Situated behind the port, are many refineries and petrochemical production and storage facilities. So naturally, petrochemical and container shipments dominate traffic in and out of the port.
The Netherland’s economy is less than a third of the size of the UK’s. Although famous for flowers and bulbs, cheese and bacon, agriculture and fishing account for as little as two per cent of the Dutch economy.
The main businesses and exports of the Netherlands are in fact machinery, metal-working, high technology, chemicals, refining and food processing.
Dutch citizens are wealthy but like the UK and France it only has one person in the top 100 wealthiest people in the world. She is the heiress to the Heineken brewing empire. Income per capita places the Dutch in 14th place in the rankings, two places below the US and three places above Germany, well ahead of the UK in 28th and France in 29th.
Due to the urbanisation of the Netherlands and strict gun laws which require land ownership to hunt, shooting game is largely restricted to farmers and the wealthy, if not aristocratic, game shots. It is estimated that only two out of 100 people in the Netherlands shoot, compared with four per cent in the USA.
Those who wish to hunt deer in the Netherlands must pass a hunters safety course to which the granting of a licence to hold a rifle is linked. It takes six months of study, passing a theoretical exam, a thorough shooting exam and a practical field and safety exam.
The estimated cost of the courses and exams is in the thousands of pounds. On top of this you must either have owned the land on which you shoot for six years or be a member of a syndicate which owns the land. This latter requirement is why one frequently encounters Dutch guns shooting driven pheasant, boar and deer in other European countries.
Target shooters must belong to a shooting club before they can own a firearm. There is no power limit for airguns but for certain clubs and airgun shooting disciplines, the UK’s 12ft/lb limit is adhered to.
Following a ban on lead shot, airgun shooting ranges have lead collection boxes for missed shots. Some airgun clubs are restricted to non-toxic pellets.
The restrictions on firearms ownership, the wealth of the participants in field sports plus a lead ban, have contributed to a relatively poor market for all but the top end of field sport products and firearms in the Netherlands.
This ‘top end’ bias is seen in the fabulous skeet, trap, clay pigeon ranges. De Eiledenberg International Shooting Range is a good example with facilities to match the best worldwide, offering additionally, a 50-metre running boar range like Bisley.
Business is well-structured in the Netherlands and, like their social scene, tends to be more formal. An invitation to dinner is not given lightly and is generally offered weeks if not months in advance.

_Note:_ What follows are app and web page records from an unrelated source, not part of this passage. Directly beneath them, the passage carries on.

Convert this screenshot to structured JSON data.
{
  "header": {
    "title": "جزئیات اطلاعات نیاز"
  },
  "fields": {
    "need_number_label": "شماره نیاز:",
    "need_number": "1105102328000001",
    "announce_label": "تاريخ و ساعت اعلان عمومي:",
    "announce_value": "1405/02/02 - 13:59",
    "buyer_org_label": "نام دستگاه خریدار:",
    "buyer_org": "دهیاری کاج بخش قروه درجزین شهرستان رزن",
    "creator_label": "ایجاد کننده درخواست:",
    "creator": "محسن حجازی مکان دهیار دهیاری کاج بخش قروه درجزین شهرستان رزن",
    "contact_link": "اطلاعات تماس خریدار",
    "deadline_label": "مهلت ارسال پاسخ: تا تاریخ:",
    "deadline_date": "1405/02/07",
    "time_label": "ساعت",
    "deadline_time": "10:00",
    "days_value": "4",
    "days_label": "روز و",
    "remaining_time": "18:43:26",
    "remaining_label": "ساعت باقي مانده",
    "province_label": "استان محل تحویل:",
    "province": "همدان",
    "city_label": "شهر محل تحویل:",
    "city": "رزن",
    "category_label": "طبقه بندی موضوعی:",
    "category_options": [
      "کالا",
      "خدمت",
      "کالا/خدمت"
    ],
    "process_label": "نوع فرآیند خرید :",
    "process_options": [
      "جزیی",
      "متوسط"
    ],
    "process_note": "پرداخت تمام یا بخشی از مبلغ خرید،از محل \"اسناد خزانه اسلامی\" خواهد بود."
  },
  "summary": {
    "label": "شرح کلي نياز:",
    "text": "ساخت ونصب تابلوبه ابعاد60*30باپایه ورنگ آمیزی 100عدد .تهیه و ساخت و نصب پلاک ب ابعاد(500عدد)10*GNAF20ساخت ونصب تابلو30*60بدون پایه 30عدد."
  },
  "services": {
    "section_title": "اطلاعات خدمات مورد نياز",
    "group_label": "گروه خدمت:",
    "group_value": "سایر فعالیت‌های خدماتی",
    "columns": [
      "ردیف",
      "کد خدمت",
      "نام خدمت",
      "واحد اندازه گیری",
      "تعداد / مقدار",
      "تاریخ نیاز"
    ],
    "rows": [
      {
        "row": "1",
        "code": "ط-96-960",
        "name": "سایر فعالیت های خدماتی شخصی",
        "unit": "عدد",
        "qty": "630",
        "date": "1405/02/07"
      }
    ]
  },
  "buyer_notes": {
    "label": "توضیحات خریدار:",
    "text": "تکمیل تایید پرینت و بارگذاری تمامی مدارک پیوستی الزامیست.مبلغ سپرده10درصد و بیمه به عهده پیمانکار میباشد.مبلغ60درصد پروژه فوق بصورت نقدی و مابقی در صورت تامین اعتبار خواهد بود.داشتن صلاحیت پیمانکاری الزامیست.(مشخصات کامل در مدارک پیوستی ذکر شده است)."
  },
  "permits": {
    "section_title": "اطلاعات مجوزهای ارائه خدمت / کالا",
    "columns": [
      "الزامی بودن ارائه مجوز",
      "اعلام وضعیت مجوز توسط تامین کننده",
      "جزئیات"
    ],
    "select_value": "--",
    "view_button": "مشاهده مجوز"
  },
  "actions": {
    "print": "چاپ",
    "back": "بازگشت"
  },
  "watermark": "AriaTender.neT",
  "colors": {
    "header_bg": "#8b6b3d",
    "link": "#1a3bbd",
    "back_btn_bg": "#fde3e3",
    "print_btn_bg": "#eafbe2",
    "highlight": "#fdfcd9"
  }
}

No guest would arrive without flowers or the like. In such an environment, cold-calling is not a good idea. Introductions and appointments are essential, preceded and followed by written material and emails. As with many other European countries, a resident distributor is essential for success.